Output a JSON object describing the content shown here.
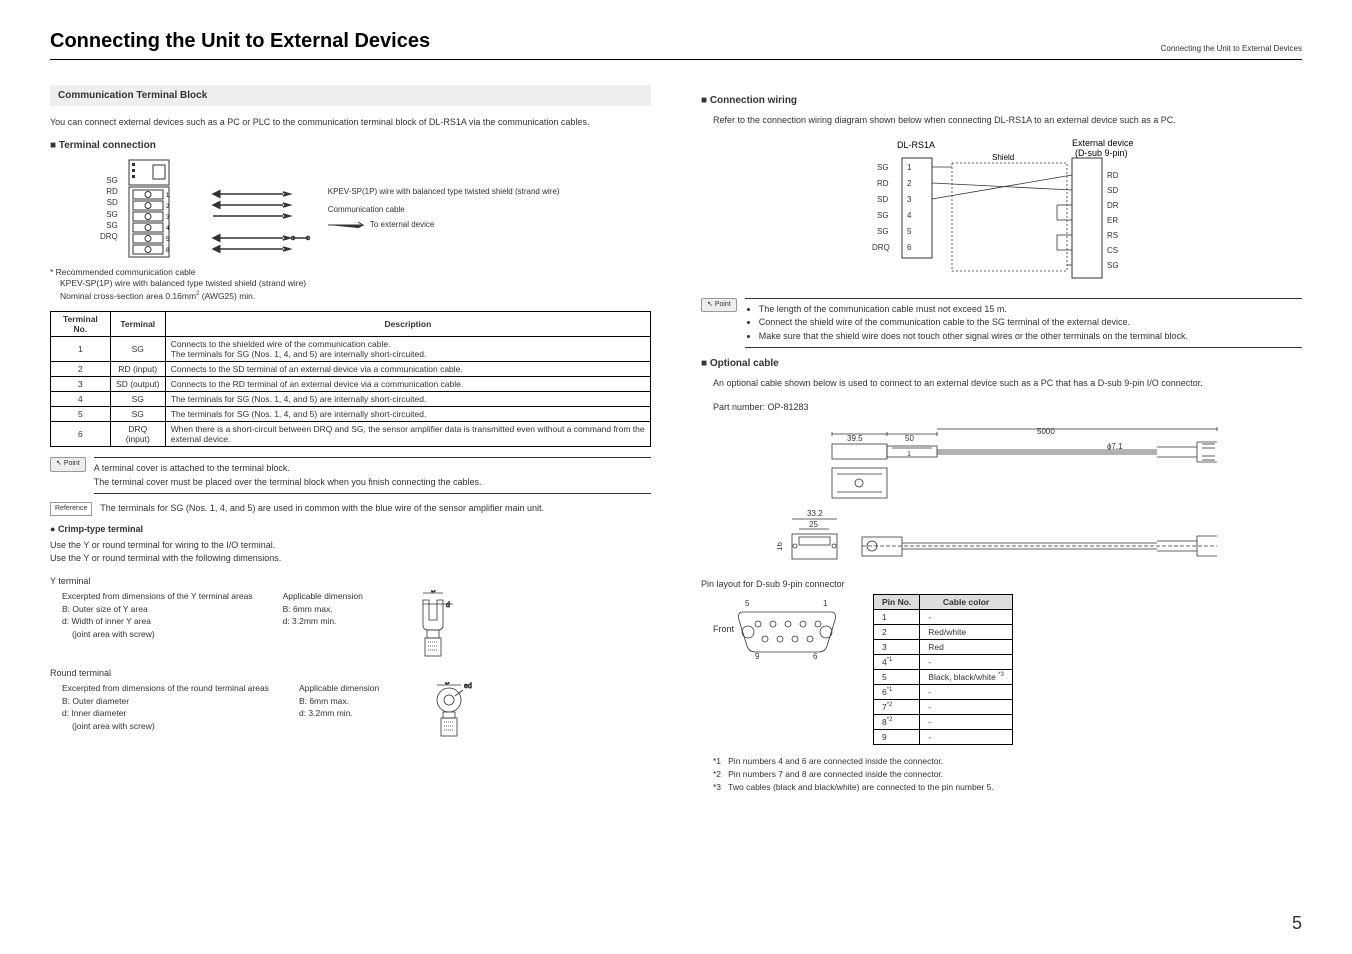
{
  "header": {
    "title": "Connecting the Unit to External Devices",
    "right": "Connecting the Unit to External Devices"
  },
  "left": {
    "section_title": "Communication Terminal Block",
    "intro": "You can connect external devices such as a PC or PLC to the communication terminal block of DL-RS1A via the communication cables.",
    "terminal_connection_heading": "Terminal connection",
    "diag": {
      "labels": [
        "SG",
        "RD",
        "SD",
        "SG",
        "SG",
        "DRQ"
      ],
      "wire_note": "KPEV-SP(1P) wire with balanced type twisted shield (strand wire)",
      "comm_cable": "Communication cable",
      "to_ext": "To external device"
    },
    "rec_cable_prefix": "* ",
    "rec_cable_title": "Recommended communication cable",
    "rec_cable_line1": "KPEV-SP(1P) wire with balanced type twisted shield (strand wire)",
    "rec_cable_line2": "Nominal cross-section area 0.16mm",
    "rec_cable_line2_suffix": " (AWG25) min.",
    "terminal_table": {
      "headers": [
        "Terminal No.",
        "Terminal",
        "Description"
      ],
      "rows": [
        {
          "no": "1",
          "term": "SG",
          "desc": "Connects to the shielded wire of the communication cable.\nThe terminals for SG (Nos. 1, 4, and 5) are internally short-circuited."
        },
        {
          "no": "2",
          "term": "RD (input)",
          "desc": "Connects to the SD terminal of an external device via a communication cable."
        },
        {
          "no": "3",
          "term": "SD (output)",
          "desc": "Connects to the RD terminal of an external device via a communication cable."
        },
        {
          "no": "4",
          "term": "SG",
          "desc": "The terminals for SG (Nos. 1, 4, and 5) are internally short-circuited."
        },
        {
          "no": "5",
          "term": "SG",
          "desc": "The terminals for SG (Nos. 1, 4, and 5) are internally short-circuited."
        },
        {
          "no": "6",
          "term": "DRQ (input)",
          "desc": "When there is a short-circuit between DRQ and SG, the sensor amplifier data is transmitted even without a command from the external device."
        }
      ]
    },
    "point_label": "Point",
    "point_text1": "A terminal cover is attached to the terminal block.",
    "point_text2": "The terminal cover must be placed over the terminal block when you finish connecting the cables.",
    "ref_label": "Reference",
    "ref_text": "The terminals for SG (Nos. 1, 4, and 5) are used in common with the blue wire of the sensor amplifier main unit.",
    "crimp_heading": "Crimp-type terminal",
    "crimp_text1": "Use the Y or round terminal for wiring to the I/O terminal.",
    "crimp_text2": "Use the Y or round terminal with the following dimensions.",
    "y_terminal_heading": "Y terminal",
    "y_terminal": {
      "excerpt": "Excerpted from dimensions of the Y terminal areas",
      "b_label": "B: Outer size of Y area",
      "d_label": "d: Width of inner Y area",
      "joint": "(joint area with screw)",
      "applicable": "Applicable dimension",
      "b_dim": "B: 6mm max.",
      "d_dim": "d: 3.2mm min.",
      "svg_B": "B",
      "svg_d": "d"
    },
    "round_terminal_heading": "Round terminal",
    "round_terminal": {
      "excerpt": "Excerpted from dimensions of the round terminal areas",
      "b_label": "B: Outer diameter",
      "d_label": "d: Inner diameter",
      "joint": "(joint area with screw)",
      "applicable": "Applicable dimension",
      "b_dim": "B: 6mm max.",
      "d_dim": "d: 3.2mm min.",
      "svg_B": "B",
      "svg_ed": "ed"
    }
  },
  "right": {
    "conn_wiring_heading": "Connection wiring",
    "conn_wiring_text": "Refer to the connection wiring diagram shown below when connecting DL-RS1A to an external device such as a PC.",
    "wiring": {
      "left_title": "DL-RS1A",
      "right_title_1": "External device",
      "right_title_2": "(D-sub 9-pin)",
      "shield": "Shield",
      "left_pins": [
        {
          "name": "SG",
          "num": "1"
        },
        {
          "name": "RD",
          "num": "2"
        },
        {
          "name": "SD",
          "num": "3"
        },
        {
          "name": "SG",
          "num": "4"
        },
        {
          "name": "SG",
          "num": "5"
        },
        {
          "name": "DRQ",
          "num": "6"
        }
      ],
      "right_pins": [
        "RD",
        "SD",
        "DR",
        "ER",
        "RS",
        "CS",
        "SG"
      ]
    },
    "point_label": "Point",
    "point_bullets": [
      "The length of the communication cable must not exceed 15 m.",
      "Connect the shield wire of the communication cable to the SG terminal of the external device.",
      "Make sure that the shield wire does not touch other signal wires or the other terminals on the terminal block."
    ],
    "optional_cable_heading": "Optional cable",
    "optional_text": "An optional cable shown below is used to connect to an external device such as a PC that has a D-sub 9-pin I/O connector.",
    "part_number_text": "Part number: OP-81283",
    "cable_dims": {
      "d1": "39.5",
      "d2": "50",
      "d3": "5000",
      "d4": "1",
      "d5": "ϕ7.1",
      "d6": "33.2",
      "d7": "25",
      "d8": "16"
    },
    "pin_layout_heading": "Pin layout for D-sub 9-pin connector",
    "pin_conn": {
      "front": "Front",
      "p5": "5",
      "p1": "1",
      "p9": "9",
      "p6": "6"
    },
    "pin_table": {
      "headers": [
        "Pin No.",
        "Cable color"
      ],
      "rows": [
        {
          "pin": "1",
          "color": "-"
        },
        {
          "pin": "2",
          "color": "Red/white"
        },
        {
          "pin": "3",
          "color": "Red"
        },
        {
          "pin": "4*1",
          "color": "-"
        },
        {
          "pin": "5",
          "color": "Black, black/white *3"
        },
        {
          "pin": "6*1",
          "color": "-"
        },
        {
          "pin": "7*2",
          "color": "-"
        },
        {
          "pin": "8*2",
          "color": "-"
        },
        {
          "pin": "9",
          "color": "-"
        }
      ]
    },
    "footnotes": [
      {
        "mark": "*1",
        "text": "Pin numbers 4 and 6 are connected inside the connector."
      },
      {
        "mark": "*2",
        "text": "Pin numbers 7 and 8 are connected inside the connector."
      },
      {
        "mark": "*3",
        "text": "Two cables (black and black/white) are connected to the pin number 5."
      }
    ]
  },
  "page_number": "5"
}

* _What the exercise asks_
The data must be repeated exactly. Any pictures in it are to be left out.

* _Solution below_
Output a JSON object describing the content shown here.
{
  "header": {
    "title": "Connecting the Unit to External Devices",
    "right": "Connecting the Unit to External Devices"
  },
  "left": {
    "section_title": "Communication Terminal Block",
    "intro": "You can connect external devices such as a PC or PLC to the communication terminal block of DL-RS1A via the communication cables.",
    "terminal_connection_heading": "Terminal connection",
    "diag": {
      "labels": [
        "SG",
        "RD",
        "SD",
        "SG",
        "SG",
        "DRQ"
      ],
      "wire_note": "KPEV-SP(1P) wire with balanced type twisted shield (strand wire)",
      "comm_cable": "Communication cable",
      "to_ext": "To external device"
    },
    "rec_cable_prefix": "* ",
    "rec_cable_title": "Recommended communication cable",
    "rec_cable_line1": "KPEV-SP(1P) wire with balanced type twisted shield (strand wire)",
    "rec_cable_line2": "Nominal cross-section area 0.16mm",
    "rec_cable_line2_suffix": " (AWG25) min.",
    "terminal_table": {
      "headers": [
        "Terminal No.",
        "Terminal",
        "Description"
      ],
      "rows": [
        {
          "no": "1",
          "term": "SG",
          "desc": "Connects to the shielded wire of the communication cable.\nThe terminals for SG (Nos. 1, 4, and 5) are internally short-circuited."
        },
        {
          "no": "2",
          "term": "RD (input)",
          "desc": "Connects to the SD terminal of an external device via a communication cable."
        },
        {
          "no": "3",
          "term": "SD (output)",
          "desc": "Connects to the RD terminal of an external device via a communication cable."
        },
        {
          "no": "4",
          "term": "SG",
          "desc": "The terminals for SG (Nos. 1, 4, and 5) are internally short-circuited."
        },
        {
          "no": "5",
          "term": "SG",
          "desc": "The terminals for SG (Nos. 1, 4, and 5) are internally short-circuited."
        },
        {
          "no": "6",
          "term": "DRQ (input)",
          "desc": "When there is a short-circuit between DRQ and SG, the sensor amplifier data is transmitted even without a command from the external device."
        }
      ]
    },
    "point_label": "Point",
    "point_text1": "A terminal cover is attached to the terminal block.",
    "point_text2": "The terminal cover must be placed over the terminal block when you finish connecting the cables.",
    "ref_label": "Reference",
    "ref_text": "The terminals for SG (Nos. 1, 4, and 5) are used in common with the blue wire of the sensor amplifier main unit.",
    "crimp_heading": "Crimp-type terminal",
    "crimp_text1": "Use the Y or round terminal for wiring to the I/O terminal.",
    "crimp_text2": "Use the Y or round terminal with the following dimensions.",
    "y_terminal_heading": "Y terminal",
    "y_terminal": {
      "excerpt": "Excerpted from dimensions of the Y terminal areas",
      "b_label": "B: Outer size of Y area",
      "d_label": "d: Width of inner Y area",
      "joint": "(joint area with screw)",
      "applicable": "Applicable dimension",
      "b_dim": "B: 6mm max.",
      "d_dim": "d: 3.2mm min.",
      "svg_B": "B",
      "svg_d": "d"
    },
    "round_terminal_heading": "Round terminal",
    "round_terminal": {
      "excerpt": "Excerpted from dimensions of the round terminal areas",
      "b_label": "B: Outer diameter",
      "d_label": "d: Inner diameter",
      "joint": "(joint area with screw)",
      "applicable": "Applicable dimension",
      "b_dim": "B: 6mm max.",
      "d_dim": "d: 3.2mm min.",
      "svg_B": "B",
      "svg_ed": "ed"
    }
  },
  "right": {
    "conn_wiring_heading": "Connection wiring",
    "conn_wiring_text": "Refer to the connection wiring diagram shown below when connecting DL-RS1A to an external device such as a PC.",
    "wiring": {
      "left_title": "DL-RS1A",
      "right_title_1": "External device",
      "right_title_2": "(D-sub 9-pin)",
      "shield": "Shield",
      "left_pins": [
        {
          "name": "SG",
          "num": "1"
        },
        {
          "name": "RD",
          "num": "2"
        },
        {
          "name": "SD",
          "num": "3"
        },
        {
          "name": "SG",
          "num": "4"
        },
        {
          "name": "SG",
          "num": "5"
        },
        {
          "name": "DRQ",
          "num": "6"
        }
      ],
      "right_pins": [
        "RD",
        "SD",
        "DR",
        "ER",
        "RS",
        "CS",
        "SG"
      ]
    },
    "point_label": "Point",
    "point_bullets": [
      "The length of the communication cable must not exceed 15 m.",
      "Connect the shield wire of the communication cable to the SG terminal of the external device.",
      "Make sure that the shield wire does not touch other signal wires or the other terminals on the terminal block."
    ],
    "optional_cable_heading": "Optional cable",
    "optional_text": "An optional cable shown below is used to connect to an external device such as a PC that has a D-sub 9-pin I/O connector.",
    "part_number_text": "Part number: OP-81283",
    "cable_dims": {
      "d1": "39.5",
      "d2": "50",
      "d3": "5000",
      "d4": "1",
      "d5": "ϕ7.1",
      "d6": "33.2",
      "d7": "25",
      "d8": "16"
    },
    "pin_layout_heading": "Pin layout for D-sub 9-pin connector",
    "pin_conn": {
      "front": "Front",
      "p5": "5",
      "p1": "1",
      "p9": "9",
      "p6": "6"
    },
    "pin_table": {
      "headers": [
        "Pin No.",
        "Cable color"
      ],
      "rows": [
        {
          "pin": "1",
          "color": "-"
        },
        {
          "pin": "2",
          "color": "Red/white"
        },
        {
          "pin": "3",
          "color": "Red"
        },
        {
          "pin": "4*1",
          "color": "-"
        },
        {
          "pin": "5",
          "color": "Black, black/white *3"
        },
        {
          "pin": "6*1",
          "color": "-"
        },
        {
          "pin": "7*2",
          "color": "-"
        },
        {
          "pin": "8*2",
          "color": "-"
        },
        {
          "pin": "9",
          "color": "-"
        }
      ]
    },
    "footnotes": [
      {
        "mark": "*1",
        "text": "Pin numbers 4 and 6 are connected inside the connector."
      },
      {
        "mark": "*2",
        "text": "Pin numbers 7 and 8 are connected inside the connector."
      },
      {
        "mark": "*3",
        "text": "Two cables (black and black/white) are connected to the pin number 5."
      }
    ]
  },
  "page_number": "5"
}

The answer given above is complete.